“MOTINA?” I shouted for my mother in Lithuanian and hung up my vintage tan jean jacket hastily. No answer, unless you call the echo bouncing off every surface of this gigantic house. I figured she might’ve been in the kitchen, so I strode down the long hallway in search of her with hopes as high as they’d ever been. Once I caught onto the little yellow notepad laying neatly on our shiny black countertop, I felt my stomach plummet. Three hundred dollar bills were tucked underneath it, and I ignored them to read mom’s latest excuse for ditching me.
I’m afraid I will have to cancel our dinner plans. My friend from Paris flew into town unexpectedly and she has requested my presence. I know you have plenty of money in your account, but here is three hundred dollars anyway. Stay safe and no strangers inside!
With a disappointed scoff, I crumpled up the note and tossed it in the automatic steel trashcan. White flashes of lightening crashed repeatedly in the dark sky, pellets of rain beating against every open window surrounding me. I felt my chest tighten with fear and resisted the urge to whimper.

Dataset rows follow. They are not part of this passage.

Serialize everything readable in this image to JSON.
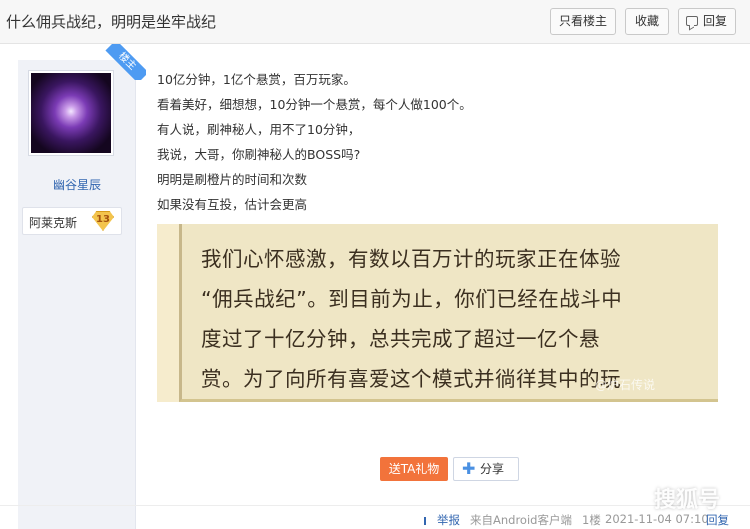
{
  "header": {
    "title": "什么佣兵战纪，明明是坐牢战纪",
    "only_op_label": "只看楼主",
    "favorite_label": "收藏",
    "reply_label": "回复"
  },
  "author": {
    "ribbon_label": "楼主",
    "username": "幽谷星辰",
    "level_name": "阿莱克斯",
    "level_number": "13"
  },
  "post": {
    "lines": [
      "10亿分钟，1亿个悬赏，百万玩家。",
      "看着美好，细想想，10分钟一个悬赏，每个人做100个。",
      "有人说，刷神秘人，用不了10分钟，",
      "我说，大哥，你刷神秘人的BOSS吗?",
      "明明是刷橙片的时间和次数",
      "如果没有互投，估计会更高"
    ],
    "image_text": [
      "我们心怀感激，有数以百万计的玩家正在体验",
      "“佣兵战纪”。到目前为止，你们已经在战斗中",
      "度过了十亿分钟，总共完成了超过一亿个悬",
      "赏。为了向所有喜爱这个模式并徜徉其中的玩"
    ],
    "image_watermark": "@炉石传说"
  },
  "actions": {
    "gift_label": "送TA礼物",
    "share_label": "分享"
  },
  "footer": {
    "report_label": "举报",
    "source": "来自Android客户端",
    "floor": "1楼",
    "time": "2021-11-04 07:10",
    "reply_label": "回复"
  },
  "watermark": "搜狐号",
  "colors": {
    "link_blue": "#3266b0",
    "gift_orange": "#f2733b",
    "ribbon_blue": "#4e9bf2"
  }
}
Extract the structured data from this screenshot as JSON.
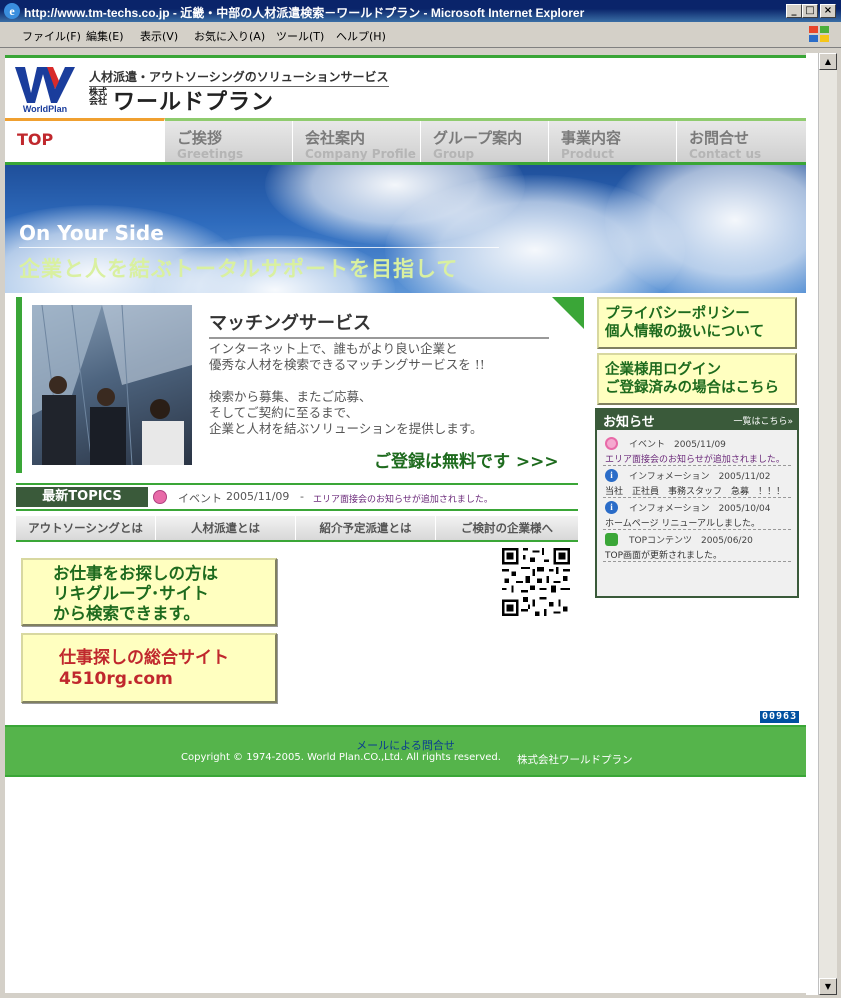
{
  "window": {
    "title": "http://www.tm-techs.co.jp - 近畿・中部の人材派遣検索－ワールドプラン - Microsoft Internet Explorer",
    "buttons": [
      "_",
      "□",
      "×"
    ]
  },
  "menu": [
    "ファイル(F)",
    "編集(E)",
    "表示(V)",
    "お気に入り(A)",
    "ツール(T)",
    "ヘルプ(H)"
  ],
  "header": {
    "logo_text": "WorldPlan",
    "tagline": "人材派遣・アウトソーシングのソリューションサービス",
    "company_prefix": "株式会社",
    "company_name": "ワールドプラン"
  },
  "nav": [
    {
      "jp": "TOP",
      "en": ""
    },
    {
      "jp": "ご挨拶",
      "en": "Greetings"
    },
    {
      "jp": "会社案内",
      "en": "Company Profile"
    },
    {
      "jp": "グループ案内",
      "en": "Group"
    },
    {
      "jp": "事業内容",
      "en": "Product"
    },
    {
      "jp": "お問合せ",
      "en": "Contact us"
    }
  ],
  "hero": {
    "line1": "On Your Side",
    "line2": "企業と人を結ぶトータルサポートを目指して"
  },
  "matching": {
    "heading": "マッチングサービス",
    "desc": "インターネット上で、誰もがより良い企業と\n優秀な人材を検索できるマッチングサービスを !!\n\n検索から募集、またご応募、\nそしてご契約に至るまで、\n企業と人材を結ぶソリューションを提供します。",
    "register": "ご登録は無料です >>>"
  },
  "topics": {
    "label": "最新TOPICS",
    "category": "イベント",
    "date": "2005/11/09",
    "dash": "-",
    "message": "エリア面接会のお知らせが追加されました。"
  },
  "subnav": [
    "アウトソーシングとは",
    "人材派遣とは",
    "紹介予定派遣とは",
    "ご検討の企業様へ"
  ],
  "job_buttons": [
    "お仕事をお探しの方は\nリキグループ･サイト\nから検索できます。",
    "仕事探しの総合サイト\n4510rg.com"
  ],
  "side_buttons": [
    "プライバシーポリシー\n個人情報の扱いについて",
    "企業様用ログイン\nご登録済みの場合はこちら"
  ],
  "news": {
    "title": "お知らせ",
    "all_link": "一覧はこちら»",
    "items": [
      {
        "category": "イベント",
        "date": "2005/11/09",
        "body": "エリア面接会のお知らせが追加されました。",
        "icon": "heart-icon",
        "color": "#e86aa8",
        "body_color": "#6b2a7a"
      },
      {
        "category": "インフォメーション",
        "date": "2005/11/02",
        "body": "当社　正社員　事務スタッフ　急募　！！！",
        "icon": "info-icon",
        "color": "#2a6cc8",
        "body_color": "#333333"
      },
      {
        "category": "インフォメーション",
        "date": "2005/10/04",
        "body": "ホームページ リニューアルしました。",
        "icon": "info-icon",
        "color": "#2a6cc8",
        "body_color": "#333333"
      },
      {
        "category": "TOPコンテンツ",
        "date": "2005/06/20",
        "body": "TOP画面が更新されました。",
        "icon": "square-icon",
        "color": "#3aa637",
        "body_color": "#333333"
      }
    ]
  },
  "counter": "00963",
  "footer": {
    "mail": "メールによる問合せ",
    "copyright": "Copyright © 1974-2005. World Plan.CO.,Ltd. All rights reserved.",
    "company": "株式会社ワールドプラン"
  },
  "colors": {
    "brand_green": "#3aa637",
    "dark_green": "#3a5a3a",
    "accent_red": "#c0282d",
    "button_yellow": "#ffffc0"
  }
}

You’re practically living on your own, Sawyer. Isn’t it a little ridiculous to be afraid of some stupid thunder at your age?
As I was turning around to head into my room, I noticed a bottle of unopened Tequila sitting on the crystal coffee table. Abandoned, and screaming my name. It wasn’t the first time my parents carelessly left their liquor laying around, and I was starting to look forward to benefiting from that carelessness.
Mother probably rushed to greet her friend and forgot it as a result. Well, it's not her problem any more.
Without a second thought, I numbly retrieved a clear glass from the wide Ornate cabinets and resigned to another evening of getting drunk out of my skull. Eventually the frightening sounds faded away, and I melted into a much more relaxed mood with every drink I poured. To try and make myself feel better about what I'd been doing, I played with the idea of telling Chelsea.
What would she know about my pain? Her parents gave a shit and mine didn't. Chelsea abided by curfews, shared the details of her day with a family who wanted to know things like that, and slept with the comfort of knowing she was loved.
I had all the freedom I could ask for, only I never asked for any of it. The word 'curfew' was a foreign one, and I couldn't remember the last time either of my parents asked about school or anything else aside from 'Do you have enough money for ECT, ECT.'
We were the same age, in the same grade, studying the same courses, but we lived completely different lives; There's no way Chelsea would understand.
Besides it's not like I had anyone's arms to run into for comfort at the moment, and if it weren't for this bottle of tequila I'd probably be hiding in my closet crying. Irrational maybe? Sure, but I've never done well with thunderstorms.
I decided to protect my best kept secret, knowing letting anyone in on this semi regular drinking habit would be cause for regret somehow.
What's the worst that could happen?